Joined Mar 6, 2009
5,455
Also - it might make more sense if the 300Ω load were placed in series with the various capacitive reactances, rather than in parallel.

In that case, when Xc=171Ω one would expect to reach the unity power factor condition.

The load (300Ω) voltage in that case would just be

80*300/(471) or 50.96 V @ 0°

#### jegues

Joined Sep 13, 2010
733
Thank you very much for all the comments tnk, they are very helpfull, but as a result I've got a few more questions.

Particularly, as you don't provide the full details of the experiment other than the circuit sketch.
See the new figure attached to this post for the circuit, and all the details that we are given. (It's not much)

NOTE: When they show 300//j171 the complex part is supposed to represent the parallel capacitor, in other words,

$$300//-jX_{c}$$

Where in the table, the values for Xc are given.

You rightly show that the load voltage is 47.9 V @ -19.95° with no compensation so the current drawn
from the source (i.e. the total load current) is 0.16 A @ -19.95°. This corresponds to a load power factor

of cos(-19.95°)=0.94 lagging. But your table shows the power factor as unity.
Isn't the power factor the $$cos\theta$$ where, $$\theta$$ is the angle of the load in question.

I.e.

$$\theta = arg(\vec{Z}) = \frac{arg(\vec{V})}{arg(\vec{I})} = -19.95^{o} + 19.95^{o} = 0^{o}$$

Hence,

$$PF = cos\theta = 1$$

Am I doing something incorrect here?

I'm wondering in fact if the purely resistive 300Ω is always meant to be part of the load....???
I can assure you it is.

An obvious case of unity power factor for the total load would occur if Xc 171Ω replaced (not paralleled) the resistive 300Ω load. So the +j171Ω part of the 171+j171Ω block would be fully cancelled by a capacitive reactance of -j171Ω.
Correct, but we aren't allowed to change the orientation of the circuit. (i.e. must be paralleled)

Everything you've mentioned so far has been helpful.

#### t_n_k
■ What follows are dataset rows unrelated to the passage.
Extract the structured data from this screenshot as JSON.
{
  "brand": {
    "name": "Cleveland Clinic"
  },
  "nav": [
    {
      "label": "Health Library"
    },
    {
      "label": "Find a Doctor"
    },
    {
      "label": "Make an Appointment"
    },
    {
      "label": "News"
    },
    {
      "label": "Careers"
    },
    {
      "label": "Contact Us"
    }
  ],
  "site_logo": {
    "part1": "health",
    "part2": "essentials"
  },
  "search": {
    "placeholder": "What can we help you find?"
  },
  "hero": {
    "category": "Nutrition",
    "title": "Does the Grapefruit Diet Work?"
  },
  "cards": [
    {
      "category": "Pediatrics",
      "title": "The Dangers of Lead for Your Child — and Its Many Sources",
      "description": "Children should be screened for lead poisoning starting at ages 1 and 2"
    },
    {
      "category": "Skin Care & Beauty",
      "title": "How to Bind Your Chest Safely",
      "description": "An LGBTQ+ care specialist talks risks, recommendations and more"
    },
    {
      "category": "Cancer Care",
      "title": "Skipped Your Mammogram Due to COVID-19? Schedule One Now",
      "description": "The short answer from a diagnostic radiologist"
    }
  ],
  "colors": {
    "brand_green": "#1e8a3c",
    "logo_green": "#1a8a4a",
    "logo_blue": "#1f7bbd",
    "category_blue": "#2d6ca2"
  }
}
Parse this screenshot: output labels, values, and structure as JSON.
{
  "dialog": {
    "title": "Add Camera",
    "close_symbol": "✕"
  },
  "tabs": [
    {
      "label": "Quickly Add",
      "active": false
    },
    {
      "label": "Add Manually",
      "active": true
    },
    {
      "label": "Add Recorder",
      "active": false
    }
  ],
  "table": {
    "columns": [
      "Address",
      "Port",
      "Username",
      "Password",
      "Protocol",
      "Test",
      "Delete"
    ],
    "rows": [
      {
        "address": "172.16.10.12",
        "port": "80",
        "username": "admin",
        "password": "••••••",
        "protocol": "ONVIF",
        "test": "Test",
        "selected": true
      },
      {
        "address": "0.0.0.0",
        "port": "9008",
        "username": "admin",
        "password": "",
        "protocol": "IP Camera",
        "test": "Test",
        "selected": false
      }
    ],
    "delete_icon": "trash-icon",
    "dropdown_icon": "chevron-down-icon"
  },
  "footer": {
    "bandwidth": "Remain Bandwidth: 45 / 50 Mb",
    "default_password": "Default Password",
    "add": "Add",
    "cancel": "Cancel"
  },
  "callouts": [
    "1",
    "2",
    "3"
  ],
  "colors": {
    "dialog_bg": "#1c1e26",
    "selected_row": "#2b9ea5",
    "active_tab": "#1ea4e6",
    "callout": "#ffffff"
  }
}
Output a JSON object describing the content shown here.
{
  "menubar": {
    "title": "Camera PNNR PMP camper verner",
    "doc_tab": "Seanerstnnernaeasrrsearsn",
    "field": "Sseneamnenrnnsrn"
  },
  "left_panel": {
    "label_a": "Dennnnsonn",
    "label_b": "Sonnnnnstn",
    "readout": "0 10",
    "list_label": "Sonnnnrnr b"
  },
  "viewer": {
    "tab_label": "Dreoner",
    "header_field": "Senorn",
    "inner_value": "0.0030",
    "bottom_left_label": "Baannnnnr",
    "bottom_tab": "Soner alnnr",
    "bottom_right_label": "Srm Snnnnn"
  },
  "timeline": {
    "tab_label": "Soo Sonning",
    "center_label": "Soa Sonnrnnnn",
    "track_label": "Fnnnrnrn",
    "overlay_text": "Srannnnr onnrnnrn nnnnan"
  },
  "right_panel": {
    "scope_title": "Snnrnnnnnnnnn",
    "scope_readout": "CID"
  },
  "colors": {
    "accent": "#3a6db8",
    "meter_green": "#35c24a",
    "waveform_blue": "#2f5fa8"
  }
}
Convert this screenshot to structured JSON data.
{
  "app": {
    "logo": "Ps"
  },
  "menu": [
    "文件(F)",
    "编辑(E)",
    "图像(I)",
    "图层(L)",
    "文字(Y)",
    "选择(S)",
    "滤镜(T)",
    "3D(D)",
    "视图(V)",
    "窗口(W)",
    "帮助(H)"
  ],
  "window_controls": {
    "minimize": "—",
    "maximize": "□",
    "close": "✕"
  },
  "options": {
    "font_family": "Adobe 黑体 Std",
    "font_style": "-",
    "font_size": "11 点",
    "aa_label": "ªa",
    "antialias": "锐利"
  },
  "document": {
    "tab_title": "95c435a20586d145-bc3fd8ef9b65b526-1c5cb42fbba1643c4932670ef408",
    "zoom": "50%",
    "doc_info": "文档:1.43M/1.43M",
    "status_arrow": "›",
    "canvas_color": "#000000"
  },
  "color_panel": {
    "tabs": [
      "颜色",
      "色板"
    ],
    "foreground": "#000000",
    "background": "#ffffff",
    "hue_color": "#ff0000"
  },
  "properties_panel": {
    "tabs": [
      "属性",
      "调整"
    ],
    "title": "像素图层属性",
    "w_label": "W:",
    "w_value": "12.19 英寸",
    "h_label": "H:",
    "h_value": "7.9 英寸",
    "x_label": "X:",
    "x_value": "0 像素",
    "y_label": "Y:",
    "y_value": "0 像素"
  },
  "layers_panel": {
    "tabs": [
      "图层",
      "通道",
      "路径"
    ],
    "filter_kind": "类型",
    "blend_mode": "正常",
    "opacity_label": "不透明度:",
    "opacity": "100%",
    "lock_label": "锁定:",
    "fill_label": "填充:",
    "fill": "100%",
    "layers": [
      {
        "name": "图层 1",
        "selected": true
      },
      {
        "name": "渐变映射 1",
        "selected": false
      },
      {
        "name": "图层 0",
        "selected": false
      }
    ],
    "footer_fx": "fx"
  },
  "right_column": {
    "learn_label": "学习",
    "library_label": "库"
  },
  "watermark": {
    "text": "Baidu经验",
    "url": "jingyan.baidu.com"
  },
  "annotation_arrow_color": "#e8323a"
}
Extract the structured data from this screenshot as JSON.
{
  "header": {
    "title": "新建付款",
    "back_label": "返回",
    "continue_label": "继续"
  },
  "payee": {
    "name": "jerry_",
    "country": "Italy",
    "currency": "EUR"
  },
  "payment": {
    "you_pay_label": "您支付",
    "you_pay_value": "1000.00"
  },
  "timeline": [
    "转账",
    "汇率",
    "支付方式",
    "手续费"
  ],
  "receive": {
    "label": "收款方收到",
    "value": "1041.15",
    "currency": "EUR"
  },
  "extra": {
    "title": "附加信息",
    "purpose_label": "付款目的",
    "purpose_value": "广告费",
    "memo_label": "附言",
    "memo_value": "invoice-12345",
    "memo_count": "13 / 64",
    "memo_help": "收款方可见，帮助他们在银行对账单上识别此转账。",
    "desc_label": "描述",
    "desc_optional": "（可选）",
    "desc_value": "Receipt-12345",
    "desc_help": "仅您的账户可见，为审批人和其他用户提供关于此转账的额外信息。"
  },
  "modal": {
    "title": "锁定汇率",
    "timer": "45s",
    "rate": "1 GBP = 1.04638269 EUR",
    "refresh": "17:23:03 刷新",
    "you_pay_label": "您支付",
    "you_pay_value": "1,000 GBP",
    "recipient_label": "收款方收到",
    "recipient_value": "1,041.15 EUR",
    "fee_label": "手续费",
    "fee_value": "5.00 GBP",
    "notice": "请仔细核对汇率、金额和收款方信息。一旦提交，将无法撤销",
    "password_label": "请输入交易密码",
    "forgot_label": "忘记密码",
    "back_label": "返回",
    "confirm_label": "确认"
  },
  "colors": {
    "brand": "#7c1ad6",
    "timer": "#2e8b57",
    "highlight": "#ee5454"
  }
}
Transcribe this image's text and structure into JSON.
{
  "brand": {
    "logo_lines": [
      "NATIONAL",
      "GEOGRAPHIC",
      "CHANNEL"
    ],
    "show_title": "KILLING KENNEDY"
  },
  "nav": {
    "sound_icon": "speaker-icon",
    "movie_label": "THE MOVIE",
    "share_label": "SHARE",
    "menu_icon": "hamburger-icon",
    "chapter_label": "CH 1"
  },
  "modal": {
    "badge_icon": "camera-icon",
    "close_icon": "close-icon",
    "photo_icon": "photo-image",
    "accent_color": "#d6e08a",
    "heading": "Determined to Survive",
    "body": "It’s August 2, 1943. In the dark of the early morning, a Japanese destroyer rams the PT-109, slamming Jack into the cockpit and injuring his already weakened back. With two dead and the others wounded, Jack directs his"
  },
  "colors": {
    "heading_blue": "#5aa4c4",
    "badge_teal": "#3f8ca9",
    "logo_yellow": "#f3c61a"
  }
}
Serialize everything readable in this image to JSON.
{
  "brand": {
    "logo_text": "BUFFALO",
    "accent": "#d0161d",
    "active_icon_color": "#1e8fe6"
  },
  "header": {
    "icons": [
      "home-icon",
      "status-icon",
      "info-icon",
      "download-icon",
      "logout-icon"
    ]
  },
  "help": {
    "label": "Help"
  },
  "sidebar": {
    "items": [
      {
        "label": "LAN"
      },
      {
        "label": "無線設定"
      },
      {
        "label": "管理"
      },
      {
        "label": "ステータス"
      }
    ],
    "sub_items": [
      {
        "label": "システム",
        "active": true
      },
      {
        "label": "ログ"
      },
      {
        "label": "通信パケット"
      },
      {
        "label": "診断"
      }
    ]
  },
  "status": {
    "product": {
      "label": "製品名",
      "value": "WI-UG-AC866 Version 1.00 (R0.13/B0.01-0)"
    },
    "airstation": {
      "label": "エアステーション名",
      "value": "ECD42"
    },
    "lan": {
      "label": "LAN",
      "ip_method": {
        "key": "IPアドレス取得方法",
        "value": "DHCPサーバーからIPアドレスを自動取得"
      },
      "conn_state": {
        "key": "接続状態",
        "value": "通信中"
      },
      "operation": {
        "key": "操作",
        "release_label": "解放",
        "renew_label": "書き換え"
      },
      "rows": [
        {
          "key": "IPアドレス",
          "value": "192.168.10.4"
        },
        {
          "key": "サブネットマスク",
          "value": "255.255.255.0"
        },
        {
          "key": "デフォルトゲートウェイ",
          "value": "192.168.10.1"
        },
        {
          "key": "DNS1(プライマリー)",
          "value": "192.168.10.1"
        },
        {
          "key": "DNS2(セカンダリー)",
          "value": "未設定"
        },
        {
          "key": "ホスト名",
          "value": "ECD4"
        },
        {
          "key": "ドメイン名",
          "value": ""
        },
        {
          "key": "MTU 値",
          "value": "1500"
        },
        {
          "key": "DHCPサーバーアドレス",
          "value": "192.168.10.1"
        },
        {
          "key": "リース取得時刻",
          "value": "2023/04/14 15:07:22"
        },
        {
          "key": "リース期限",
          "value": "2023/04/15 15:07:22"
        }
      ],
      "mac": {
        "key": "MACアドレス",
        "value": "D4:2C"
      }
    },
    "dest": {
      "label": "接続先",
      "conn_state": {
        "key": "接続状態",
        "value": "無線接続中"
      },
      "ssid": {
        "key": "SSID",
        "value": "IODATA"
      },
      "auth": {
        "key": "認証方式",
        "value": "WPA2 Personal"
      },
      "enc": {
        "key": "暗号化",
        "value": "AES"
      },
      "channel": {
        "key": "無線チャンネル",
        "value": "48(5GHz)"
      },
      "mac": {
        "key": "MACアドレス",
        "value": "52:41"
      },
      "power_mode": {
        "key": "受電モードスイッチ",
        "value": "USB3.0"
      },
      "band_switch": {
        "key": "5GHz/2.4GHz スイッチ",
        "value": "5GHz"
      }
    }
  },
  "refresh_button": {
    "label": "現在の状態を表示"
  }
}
Joined Mar 6, 2009
5,455
It's somewhat confusing that your hand drawn schematic sketch in the first post isn't the same as the schematic of figure L1-4. That's why I asked you to re-check the experimental schematic diagram.

As I look at the schematic in L1-4, I would interpret the load as being 300Ω||j171Ω. That is, a pure resistor of 300Ω in parallel with an inductive reactance of 171Ω ....??? I would also interpret the schematic to therefore include a parallel capacitive reactance of varying value - the point of the experiment.

You mention that

NOTE: When they show 300//j171 the complex part is supposed to represent the parallel capacitor, in other words,

This is even more confusing. How could +j171Ω be equivalent to -jXc?

You also didn't seem to address my question which asked if the goal of adding parallel capacitance was to improve load power factor then why don't your results show an improvement. Your results show a worsening load power factor as the parallel reactance decreases [equivalent to increasing capacitance]. If no parallel capacitance gives the optimum power factor [unity] then why add capacitance at all?

If the load starts out being just 300Ω with nothing else in parallel then one would expect the current and voltage in the load to be in phase - since it's purely resistive. So the load itself would have "unity power factor". To my way of thinking this isn't the conventional purpose of assigning a power factor. Power factor is usually applied to the source conditions. Where the source current and voltage are in phase then one regards this as a unity power factor condition.

Values using my assumption would be